    Congress Passes First Minibus of FY 2019 Spending Bills

    Matthew Shick, Sr. Director, Gov't Relations & Regulatory Affairs
    Christa Wagner, Manager, Government Relations

    Both the House and Senate the week of Sept. 10 passed the first spending bills for fiscal year (FY) 2019 as a three-bill minibus containing the Energy and Water, Military Construction, Veterans Affairs, and Related Agencies (MilCon-VA), and Legislative Branch bills. The minibus was the result of a conference committee agreement to H.R. 5895 reached between the House and Senate [see Washington Highlights, Sept. 7].

    Of note, the FY 2019 MilCon-VA bill includes:

    • An additional $750 million for the Medical Services account, totaling $49.9 billion for FY 2019, a 6.5% increase over FY 2018 as well as $51.4 billion in advance appropriations for FY 2020;
    • An additional $1 billion for the Medical Community Care account, totaling $9.4 billion for FY 2019, a decrease of 4.5% from FY 2018 and $10.8 billion in advance appropriations for FY 2020; and
    • $779 million for the VA Medical and Prosthetic Research Program, a $57 million (7.9%) increase over FY 2018, including $27 million over five years for a collaboration with Department of Energy to enhance computing and biomedical imaging.
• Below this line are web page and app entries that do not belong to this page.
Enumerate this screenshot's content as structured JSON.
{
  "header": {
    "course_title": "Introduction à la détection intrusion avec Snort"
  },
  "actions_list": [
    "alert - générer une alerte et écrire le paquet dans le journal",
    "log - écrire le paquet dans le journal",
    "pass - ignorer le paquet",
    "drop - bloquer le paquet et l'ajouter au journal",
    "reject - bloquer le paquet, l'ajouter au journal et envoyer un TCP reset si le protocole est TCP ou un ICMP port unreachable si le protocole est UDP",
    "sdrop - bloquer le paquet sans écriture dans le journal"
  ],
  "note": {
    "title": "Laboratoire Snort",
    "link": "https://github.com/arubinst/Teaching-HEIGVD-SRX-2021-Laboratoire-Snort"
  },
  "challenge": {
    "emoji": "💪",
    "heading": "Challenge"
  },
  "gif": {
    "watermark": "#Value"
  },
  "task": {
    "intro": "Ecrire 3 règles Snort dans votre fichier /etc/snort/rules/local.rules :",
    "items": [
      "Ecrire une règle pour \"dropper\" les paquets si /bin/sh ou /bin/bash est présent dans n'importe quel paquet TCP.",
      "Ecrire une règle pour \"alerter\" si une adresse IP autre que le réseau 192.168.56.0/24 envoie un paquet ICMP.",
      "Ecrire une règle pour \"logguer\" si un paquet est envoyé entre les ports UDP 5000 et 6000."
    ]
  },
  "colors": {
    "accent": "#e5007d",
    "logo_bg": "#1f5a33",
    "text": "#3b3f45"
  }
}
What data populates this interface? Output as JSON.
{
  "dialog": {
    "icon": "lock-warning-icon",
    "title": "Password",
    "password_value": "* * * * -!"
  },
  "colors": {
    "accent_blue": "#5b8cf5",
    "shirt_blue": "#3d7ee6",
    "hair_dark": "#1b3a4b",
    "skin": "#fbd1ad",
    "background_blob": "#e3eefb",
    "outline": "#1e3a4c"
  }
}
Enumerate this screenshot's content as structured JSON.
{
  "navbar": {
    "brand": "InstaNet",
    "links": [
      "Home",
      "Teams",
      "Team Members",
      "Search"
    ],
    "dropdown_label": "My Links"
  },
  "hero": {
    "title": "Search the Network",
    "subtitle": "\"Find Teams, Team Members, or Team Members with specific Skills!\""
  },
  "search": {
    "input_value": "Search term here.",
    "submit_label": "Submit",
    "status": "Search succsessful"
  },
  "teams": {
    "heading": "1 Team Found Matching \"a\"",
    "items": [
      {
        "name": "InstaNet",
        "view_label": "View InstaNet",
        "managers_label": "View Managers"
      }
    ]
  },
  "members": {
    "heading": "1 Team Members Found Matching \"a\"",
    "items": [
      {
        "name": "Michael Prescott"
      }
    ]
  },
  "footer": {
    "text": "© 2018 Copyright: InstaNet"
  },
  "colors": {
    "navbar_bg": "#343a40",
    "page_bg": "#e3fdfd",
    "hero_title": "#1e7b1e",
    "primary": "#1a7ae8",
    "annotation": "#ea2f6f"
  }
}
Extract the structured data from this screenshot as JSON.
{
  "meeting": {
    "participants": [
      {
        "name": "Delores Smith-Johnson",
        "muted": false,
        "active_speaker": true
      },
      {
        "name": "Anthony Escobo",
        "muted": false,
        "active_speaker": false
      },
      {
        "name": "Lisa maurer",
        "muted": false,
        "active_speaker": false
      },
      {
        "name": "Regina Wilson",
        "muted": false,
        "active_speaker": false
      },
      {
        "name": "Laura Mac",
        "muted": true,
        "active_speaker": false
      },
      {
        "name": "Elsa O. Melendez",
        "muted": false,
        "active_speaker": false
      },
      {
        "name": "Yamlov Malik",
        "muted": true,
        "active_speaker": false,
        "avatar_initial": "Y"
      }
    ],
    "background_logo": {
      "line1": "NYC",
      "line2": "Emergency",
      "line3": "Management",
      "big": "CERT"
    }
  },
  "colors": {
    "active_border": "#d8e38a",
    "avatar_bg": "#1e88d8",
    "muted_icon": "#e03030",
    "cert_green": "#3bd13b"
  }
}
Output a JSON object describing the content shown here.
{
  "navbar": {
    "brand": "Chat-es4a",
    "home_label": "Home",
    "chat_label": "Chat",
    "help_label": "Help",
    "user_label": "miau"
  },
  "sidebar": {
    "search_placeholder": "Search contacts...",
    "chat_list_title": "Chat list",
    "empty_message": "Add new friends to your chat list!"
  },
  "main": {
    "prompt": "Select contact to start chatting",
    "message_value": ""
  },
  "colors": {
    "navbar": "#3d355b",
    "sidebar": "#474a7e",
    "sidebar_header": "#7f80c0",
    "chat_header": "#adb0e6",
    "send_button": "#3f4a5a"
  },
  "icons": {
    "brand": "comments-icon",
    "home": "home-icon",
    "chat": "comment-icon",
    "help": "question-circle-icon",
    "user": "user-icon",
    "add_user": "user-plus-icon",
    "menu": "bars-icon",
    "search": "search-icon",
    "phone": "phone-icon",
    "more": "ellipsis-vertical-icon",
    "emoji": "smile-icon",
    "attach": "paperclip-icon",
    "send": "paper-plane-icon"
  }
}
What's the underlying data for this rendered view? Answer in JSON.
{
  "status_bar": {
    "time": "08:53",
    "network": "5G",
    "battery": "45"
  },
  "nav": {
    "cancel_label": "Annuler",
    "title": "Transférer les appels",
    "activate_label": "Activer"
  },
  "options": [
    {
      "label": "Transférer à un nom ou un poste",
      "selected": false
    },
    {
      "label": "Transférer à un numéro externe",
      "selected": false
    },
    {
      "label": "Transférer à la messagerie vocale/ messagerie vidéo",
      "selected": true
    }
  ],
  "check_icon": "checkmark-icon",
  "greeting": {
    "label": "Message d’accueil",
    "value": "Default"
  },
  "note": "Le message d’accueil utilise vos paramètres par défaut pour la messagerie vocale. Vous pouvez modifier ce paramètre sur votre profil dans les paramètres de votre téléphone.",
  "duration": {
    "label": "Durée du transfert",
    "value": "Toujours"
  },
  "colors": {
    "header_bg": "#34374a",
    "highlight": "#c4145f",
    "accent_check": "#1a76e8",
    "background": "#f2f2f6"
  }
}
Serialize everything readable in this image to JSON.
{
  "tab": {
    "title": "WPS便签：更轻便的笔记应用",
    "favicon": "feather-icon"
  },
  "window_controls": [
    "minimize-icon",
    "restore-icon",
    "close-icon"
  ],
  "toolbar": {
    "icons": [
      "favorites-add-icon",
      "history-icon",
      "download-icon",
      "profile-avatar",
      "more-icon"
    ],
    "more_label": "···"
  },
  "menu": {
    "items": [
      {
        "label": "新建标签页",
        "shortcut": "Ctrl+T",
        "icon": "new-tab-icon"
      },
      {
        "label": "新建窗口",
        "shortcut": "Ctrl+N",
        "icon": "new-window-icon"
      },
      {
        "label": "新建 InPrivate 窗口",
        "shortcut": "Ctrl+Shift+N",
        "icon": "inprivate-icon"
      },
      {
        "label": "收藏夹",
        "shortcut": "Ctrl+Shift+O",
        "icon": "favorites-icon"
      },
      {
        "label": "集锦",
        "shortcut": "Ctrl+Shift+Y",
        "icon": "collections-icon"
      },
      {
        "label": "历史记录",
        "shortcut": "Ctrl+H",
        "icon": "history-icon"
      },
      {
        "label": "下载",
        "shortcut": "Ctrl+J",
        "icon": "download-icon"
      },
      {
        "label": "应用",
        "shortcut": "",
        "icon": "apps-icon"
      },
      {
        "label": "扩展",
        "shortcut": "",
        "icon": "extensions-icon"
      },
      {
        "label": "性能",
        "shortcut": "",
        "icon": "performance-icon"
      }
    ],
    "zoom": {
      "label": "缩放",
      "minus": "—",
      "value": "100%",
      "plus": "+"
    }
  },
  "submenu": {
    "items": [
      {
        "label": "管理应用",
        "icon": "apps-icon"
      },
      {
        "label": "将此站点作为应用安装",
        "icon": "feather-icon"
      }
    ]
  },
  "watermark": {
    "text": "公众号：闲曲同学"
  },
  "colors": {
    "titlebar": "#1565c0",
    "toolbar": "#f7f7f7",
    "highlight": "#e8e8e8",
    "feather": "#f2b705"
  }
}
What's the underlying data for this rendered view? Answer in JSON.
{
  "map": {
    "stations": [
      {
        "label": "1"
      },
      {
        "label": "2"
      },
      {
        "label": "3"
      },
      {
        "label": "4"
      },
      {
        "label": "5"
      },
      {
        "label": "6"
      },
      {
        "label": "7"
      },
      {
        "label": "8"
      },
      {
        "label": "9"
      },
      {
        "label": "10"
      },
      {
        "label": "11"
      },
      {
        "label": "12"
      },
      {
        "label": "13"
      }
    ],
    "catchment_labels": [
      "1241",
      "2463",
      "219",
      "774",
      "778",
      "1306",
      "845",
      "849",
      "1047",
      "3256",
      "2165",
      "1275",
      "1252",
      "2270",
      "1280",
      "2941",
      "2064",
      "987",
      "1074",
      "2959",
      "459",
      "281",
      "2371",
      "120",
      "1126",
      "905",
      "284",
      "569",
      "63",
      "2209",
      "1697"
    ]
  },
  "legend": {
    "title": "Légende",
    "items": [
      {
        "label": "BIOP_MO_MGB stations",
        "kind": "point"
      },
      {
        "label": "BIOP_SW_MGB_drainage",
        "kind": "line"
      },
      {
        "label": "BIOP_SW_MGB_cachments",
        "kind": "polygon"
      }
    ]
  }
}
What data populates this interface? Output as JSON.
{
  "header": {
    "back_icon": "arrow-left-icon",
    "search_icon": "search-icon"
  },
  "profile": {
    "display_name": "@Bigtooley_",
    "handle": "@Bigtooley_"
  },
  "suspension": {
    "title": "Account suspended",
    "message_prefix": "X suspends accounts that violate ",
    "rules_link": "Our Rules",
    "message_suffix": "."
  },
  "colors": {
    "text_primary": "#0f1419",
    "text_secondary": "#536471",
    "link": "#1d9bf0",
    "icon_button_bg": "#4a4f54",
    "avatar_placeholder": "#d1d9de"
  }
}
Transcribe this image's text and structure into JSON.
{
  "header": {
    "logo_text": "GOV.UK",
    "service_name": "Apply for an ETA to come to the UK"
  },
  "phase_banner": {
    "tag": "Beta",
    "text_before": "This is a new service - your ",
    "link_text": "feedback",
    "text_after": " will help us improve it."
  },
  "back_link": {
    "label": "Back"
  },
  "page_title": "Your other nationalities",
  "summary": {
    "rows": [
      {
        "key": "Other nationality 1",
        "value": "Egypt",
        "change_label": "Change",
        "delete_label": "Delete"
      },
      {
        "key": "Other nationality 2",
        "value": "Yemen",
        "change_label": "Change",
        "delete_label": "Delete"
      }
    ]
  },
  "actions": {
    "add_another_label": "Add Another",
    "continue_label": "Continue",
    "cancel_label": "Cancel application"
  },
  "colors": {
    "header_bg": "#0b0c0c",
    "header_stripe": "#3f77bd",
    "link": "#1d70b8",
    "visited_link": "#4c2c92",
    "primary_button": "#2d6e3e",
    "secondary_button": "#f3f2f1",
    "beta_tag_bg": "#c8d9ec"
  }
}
    The Senate Sept. 13 voted 92-5 and the House Sept. 14 voted 377-20 to pass the jointly agreed-upon spending package. In statements following passage, Senate Appropriations Committee Chair Richard Shelby (R-Ala.) thanked his colleagues for their bipartisan efforts, adding, “If we continue to work together in a bipartisan manner we can successfully fund nearly 90% of the federal government on time through regular order – something Congress has not been able to do in many years.”

    Senate Committee Vice Chair Patrick Leahy (D-Vt.) noted that the MilCon-VA bill “includes significant new investments in mental health and opioid abuse treatment, including $1 billion in new funding over fiscal year 2017 levels for mental health care programs and suicide prevention.”

    The three spending bills now await the President’s signature. Congress has until Sept. 30 to pass the remaining nine funding bills before the start of the new fiscal year (see related story).